According to a report from the Centers for Disease Control and Prevention (CDC), more than 2 million Americans become infected with antibiotic-resistant bacteria each year, leading directly to at least 23,000 deaths and contributing indirectly to thousands more.
6. Safety net doesn't shield patients from low-value care (April 17) - 1147 page views
The study authors found no consistent relationship between insurance status and quality measures, and they concluded that safety net physicians were just as likely as other physicians to provide low-value services.
7. After emergency contraception: what next? (January 21) - 1011 page views
Discussions about EC should include options for initiating a regular form of contraception along with information about ulipristal's effectiveness and possible interactions. Providing this information to women will allow them to choose both an EC method and a regular contraceptive method that best fit their priorities and wishes.
8. Simplifying treatment of acute asthma (March 27) - 978 page views
For the time being, we'll need to use patient-centered decision making to arrive at the best treatment plan for each patient with acute asthma, though it certainly seems reasonable to consider shorter durations of oral corticosteroids in uncomplicated pediatric and adult patients.
9. Guest post: innovating connections in family medicine (February 6) - 970 page views

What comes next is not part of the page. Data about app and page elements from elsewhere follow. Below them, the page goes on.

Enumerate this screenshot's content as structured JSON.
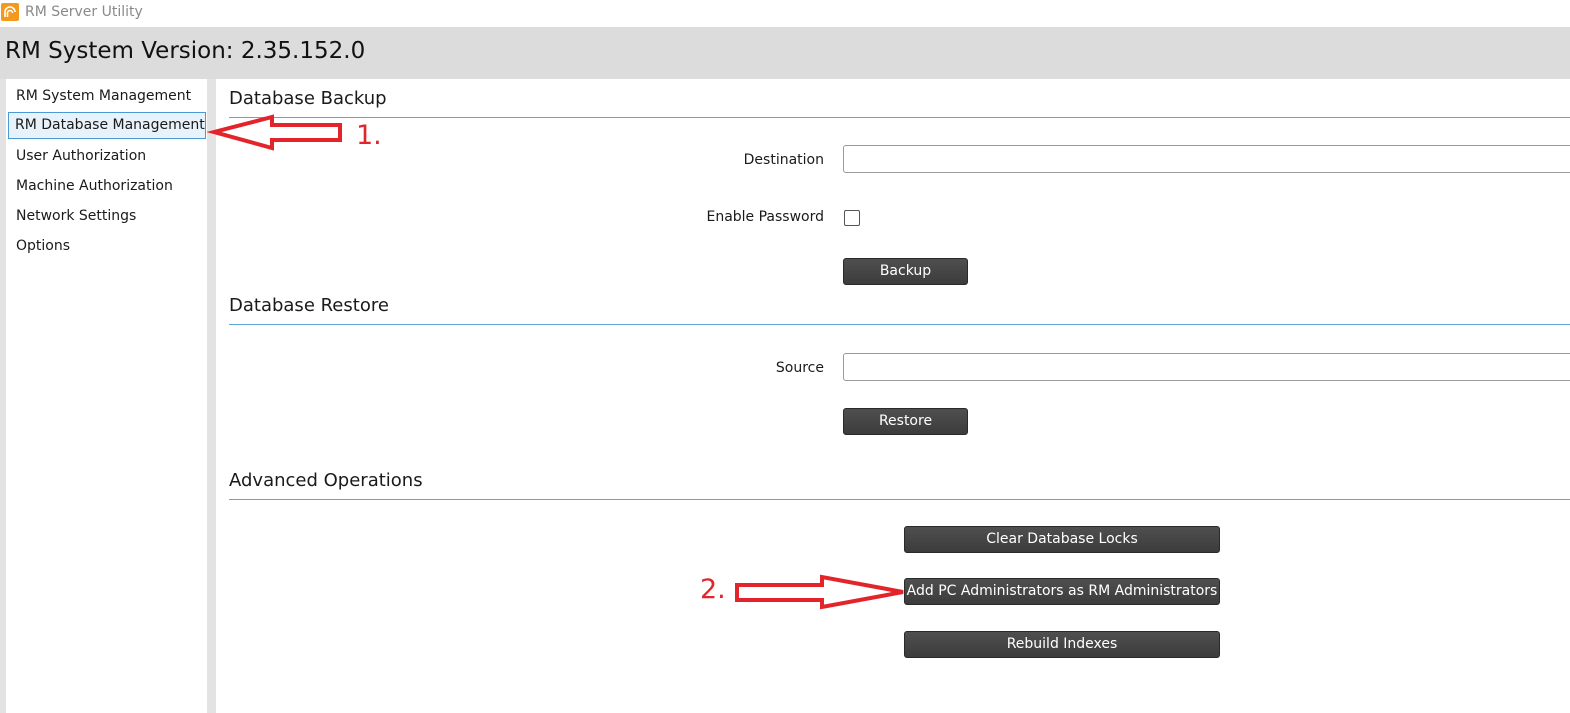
{
  "window": {
    "title": "RM Server Utility",
    "icon": "app-logo-icon"
  },
  "header": {
    "version": "RM System Version: 2.35.152.0"
  },
  "sidebar": {
    "items": [
      {
        "label": "RM System Management",
        "selected": false
      },
      {
        "label": "RM Database Management",
        "selected": true
      },
      {
        "label": "User Authorization",
        "selected": false
      },
      {
        "label": "Machine Authorization",
        "selected": false
      },
      {
        "label": "Network Settings",
        "selected": false
      },
      {
        "label": "Options",
        "selected": false
      }
    ]
  },
  "backup": {
    "title": "Database Backup",
    "destination_label": "Destination",
    "destination_value": "",
    "enable_password_label": "Enable Password",
    "enable_password_checked": false,
    "backup_button": "Backup"
  },
  "restore": {
    "title": "Database Restore",
    "source_label": "Source",
    "source_value": "",
    "restore_button": "Restore"
  },
  "advanced": {
    "title": "Advanced Operations",
    "clear_locks_button": "Clear Database Locks",
    "add_admins_button": "Add PC Administrators as RM Administrators",
    "rebuild_indexes_button": "Rebuild Indexes"
  },
  "annotations": {
    "step1": "1.",
    "step2": "2.",
    "color": "#e3242b"
  }
}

While I delight in new technology that enhances our care for patients, some aspects of family medicine won’t change. Technology won’t change the reassuring words we can offer to a worried parent or acutely ill patient. It won’t alter the power of our receptive ears being present for a scared patient. And it definitely won’t replace the wisdom, laughs, perspectives, and connections we encounter with our patients each day.
10. Vaccines in the news: controversies & updated recommendations (February 15) - 970 page views
Countering anti-vaccine messages can feel challenging, but the best predictor of being vaccinated is still hearing a physician's recommendation to vaccinate. Arming ourselves with information and strategies can help our patients make informed choices about vaccination.